Work required. Word for word, print each record, dropping any image it holds.
---- Dataset records
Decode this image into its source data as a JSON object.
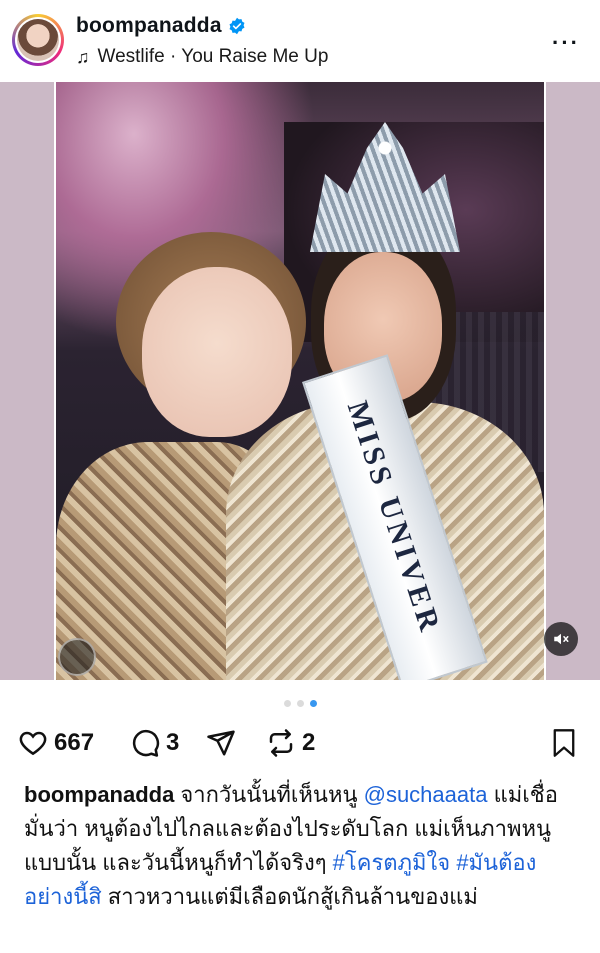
{
  "post": {
    "username": "boompanadda",
    "verified": true,
    "music": "Westlife · You Raise Me Up",
    "more_label": "···",
    "sash_text": "MISS UNIVER",
    "pagination": {
      "count": 3,
      "active": 3
    },
    "likes": "667",
    "comments": "3",
    "reposts": "2",
    "caption": {
      "username": "boompanadda",
      "text_1": "จากวันนั้นที่เห็นหนู",
      "mention": "@suchaaata",
      "text_2": "แม่เชื่อมั่นว่า หนูต้องไปไกลและต้องไประดับโลก แม่เห็นภาพหนูแบบนั้น และวันนี้หนูก็ทำได้จริงๆ",
      "hashtag_1": "#โครตภูมิใจ",
      "hashtag_2": "#มันต้องอย่างนี้สิ",
      "text_3": "สาวหวานแต่มีเลือดนักสู้เกินล้านของแม่"
    }
  },
  "icons": {
    "verified": "verified-badge-icon",
    "music": "music-note-icon",
    "more": "more-icon",
    "like": "heart-icon",
    "comment": "comment-icon",
    "share": "share-icon",
    "repost": "repost-icon",
    "save": "bookmark-icon",
    "mute": "muted-speaker-icon"
  },
  "colors": {
    "link": "#1d63d8",
    "verified": "#0095f6",
    "dot_active": "#3897f0",
    "dot_inactive": "#dbdbdb"
  }
}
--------
Response to this task.
Decode this image into its source data as a JSON object.
{
  "post": {
    "username": "boompanadda",
    "verified": true,
    "music": "Westlife · You Raise Me Up",
    "more_label": "···",
    "sash_text": "MISS UNIVER",
    "pagination": {
      "count": 3,
      "active": 3
    },
    "likes": "667",
    "comments": "3",
    "reposts": "2",
    "caption": {
      "username": "boompanadda",
      "text_1": "จากวันนั้นที่เห็นหนู",
      "mention": "@suchaaata",
      "text_2": "แม่เชื่อมั่นว่า หนูต้องไปไกลและต้องไประดับโลก แม่เห็นภาพหนูแบบนั้น และวันนี้หนูก็ทำได้จริงๆ",
      "hashtag_1": "#โครตภูมิใจ",
      "hashtag_2": "#มันต้องอย่างนี้สิ",
      "text_3": "สาวหวานแต่มีเลือดนักสู้เกินล้านของแม่"
    }
  },
  "icons": {
    "verified": "verified-badge-icon",
    "music": "music-note-icon",
    "more": "more-icon",
    "like": "heart-icon",
    "comment": "comment-icon",
    "share": "share-icon",
    "repost": "repost-icon",
    "save": "bookmark-icon",
    "mute": "muted-speaker-icon"
  },
  "colors": {
    "link": "#1d63d8",
    "verified": "#0095f6",
    "dot_active": "#3897f0",
    "dot_inactive": "#dbdbdb"
  }
}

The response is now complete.